The American Museum of Natural History Research Library Announces the Launch of Its Digital Special Collections Image Database Website
by Tom Baione on
The Research Library at the American Museum of Natural History is pleased to announce the launch of its image database website, Digital Special Collections. A long-term endeavor to create comprehensive access to the Museum’s rich and varied visual collections, the site features archival photographs, rare book illustrations, drawings, notes, letters, art, and Museum memorabilia. The archival photographic images document a wide variety of Museum efforts in New York and around the globe, including the creation and installation of exhibitions, expeditions and specimen collection around the globe, and Museum educational programs and activities throughout the 20th century.
The Museum’s new Digital Special Collections launched its Omeka (open source software)-powered site featuring more than 7,000 images, with more added every week from across the library’s historic and globally significant holdings.

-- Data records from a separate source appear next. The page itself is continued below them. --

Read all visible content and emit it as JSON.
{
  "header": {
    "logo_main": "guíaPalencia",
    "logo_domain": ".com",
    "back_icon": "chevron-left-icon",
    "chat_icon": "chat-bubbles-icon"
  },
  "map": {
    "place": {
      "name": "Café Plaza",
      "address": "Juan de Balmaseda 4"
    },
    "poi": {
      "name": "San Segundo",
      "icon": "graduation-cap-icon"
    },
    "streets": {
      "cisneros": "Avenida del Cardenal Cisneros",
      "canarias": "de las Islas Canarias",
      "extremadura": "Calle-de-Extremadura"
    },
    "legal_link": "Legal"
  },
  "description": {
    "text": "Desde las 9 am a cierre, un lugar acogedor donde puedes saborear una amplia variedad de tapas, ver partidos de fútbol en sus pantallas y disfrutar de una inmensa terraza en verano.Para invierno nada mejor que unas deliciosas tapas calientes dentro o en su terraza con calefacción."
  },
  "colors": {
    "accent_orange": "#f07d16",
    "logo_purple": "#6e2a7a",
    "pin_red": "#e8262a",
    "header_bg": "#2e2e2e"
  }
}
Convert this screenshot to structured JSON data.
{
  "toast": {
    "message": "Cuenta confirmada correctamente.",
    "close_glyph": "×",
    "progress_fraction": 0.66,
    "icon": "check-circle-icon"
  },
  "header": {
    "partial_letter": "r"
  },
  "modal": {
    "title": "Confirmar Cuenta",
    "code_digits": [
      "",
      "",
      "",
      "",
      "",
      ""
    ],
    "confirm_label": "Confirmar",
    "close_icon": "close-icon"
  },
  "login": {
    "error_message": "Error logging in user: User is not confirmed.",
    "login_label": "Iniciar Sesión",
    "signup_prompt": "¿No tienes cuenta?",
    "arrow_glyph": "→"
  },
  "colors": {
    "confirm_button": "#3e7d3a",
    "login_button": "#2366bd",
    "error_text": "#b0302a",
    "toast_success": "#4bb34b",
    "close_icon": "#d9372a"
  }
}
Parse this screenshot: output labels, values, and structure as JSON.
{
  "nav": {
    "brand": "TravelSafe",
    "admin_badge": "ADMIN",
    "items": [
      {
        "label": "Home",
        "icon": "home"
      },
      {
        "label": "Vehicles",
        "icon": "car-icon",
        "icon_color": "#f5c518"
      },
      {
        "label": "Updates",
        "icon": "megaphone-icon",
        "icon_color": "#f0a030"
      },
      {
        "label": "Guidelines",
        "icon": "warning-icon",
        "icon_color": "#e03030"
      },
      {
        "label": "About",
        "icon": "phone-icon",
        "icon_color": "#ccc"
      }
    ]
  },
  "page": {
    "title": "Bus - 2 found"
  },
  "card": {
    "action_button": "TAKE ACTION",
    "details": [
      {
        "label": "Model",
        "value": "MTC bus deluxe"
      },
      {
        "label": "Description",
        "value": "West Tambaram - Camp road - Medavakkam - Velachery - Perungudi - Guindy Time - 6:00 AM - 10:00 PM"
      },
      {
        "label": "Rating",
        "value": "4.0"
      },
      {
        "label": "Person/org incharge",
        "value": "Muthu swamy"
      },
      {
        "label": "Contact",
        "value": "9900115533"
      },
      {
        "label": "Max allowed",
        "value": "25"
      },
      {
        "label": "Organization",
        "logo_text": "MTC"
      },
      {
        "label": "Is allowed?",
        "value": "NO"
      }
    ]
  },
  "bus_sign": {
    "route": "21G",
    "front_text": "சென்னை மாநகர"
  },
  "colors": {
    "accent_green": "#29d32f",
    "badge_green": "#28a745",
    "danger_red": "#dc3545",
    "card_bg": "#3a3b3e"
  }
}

Noteworthy collections showcased include lantern slides created at the turn of the 20th century by Museum staff to illustrate culture, paleontology, and zoology in places as diverse as Greenland, Mongolia, and Africa; the Julian Dimock Collection, which documents moments in the daily lives of African Americans in South Carolina, new immigrants at Ellis Island, and the Seminole Indians of Florida at the turn of the last century; and the Lumholtz Collection, which documents four expeditions led by ethnographer Carl S. Lumholtz to northwestern Mexico between 1890 and 1898 and includes portraits of the indigenous peoples of Mexico.
These collections also include images of rare book plates from Natural Histories: Extraordinary Rare Book Selections from the American Museum of Natural History Library, a book edited by Library Director Tom Baione and published in 2012 that features illustrations from the work of pioneers in natural science from as early as the 16th century, and from the Jesup North Pacific Expedition, which documented the people and cultures of the Pacific Northwest Coast of North America and the Eastern Coast of Siberia from 1897 through 1902.
The project would not be possible without interns and volunteers for scanning, guided by the Library Digital Lab Manager Anna Rybakov, and metadata management and image cataloging directed by the Library's Visual Resources Librarian Stacy Schiff, through relationships with New York area graduate programs in library and information science. Collections are selected by the Museum Archivist and Head of Special Collections Barbara Mathé, with special consideration for the needs of researchers, scholars, and cultural communities.
The site, managed by Library Digital Projects Manager Jen Cwiok, provides technical information on scanning and metadata specifications and standards used, as well as the style guide and documentation manual composed for training and recording the evolution of the database through its growth.
The Digital Special Collections project received foundational support from the New York Metropolitan Library Council in the form of a 2005 digitization grant.
We welcome feedback about the site and its collections, which you can visit at http://images.library.amnh.org/digital/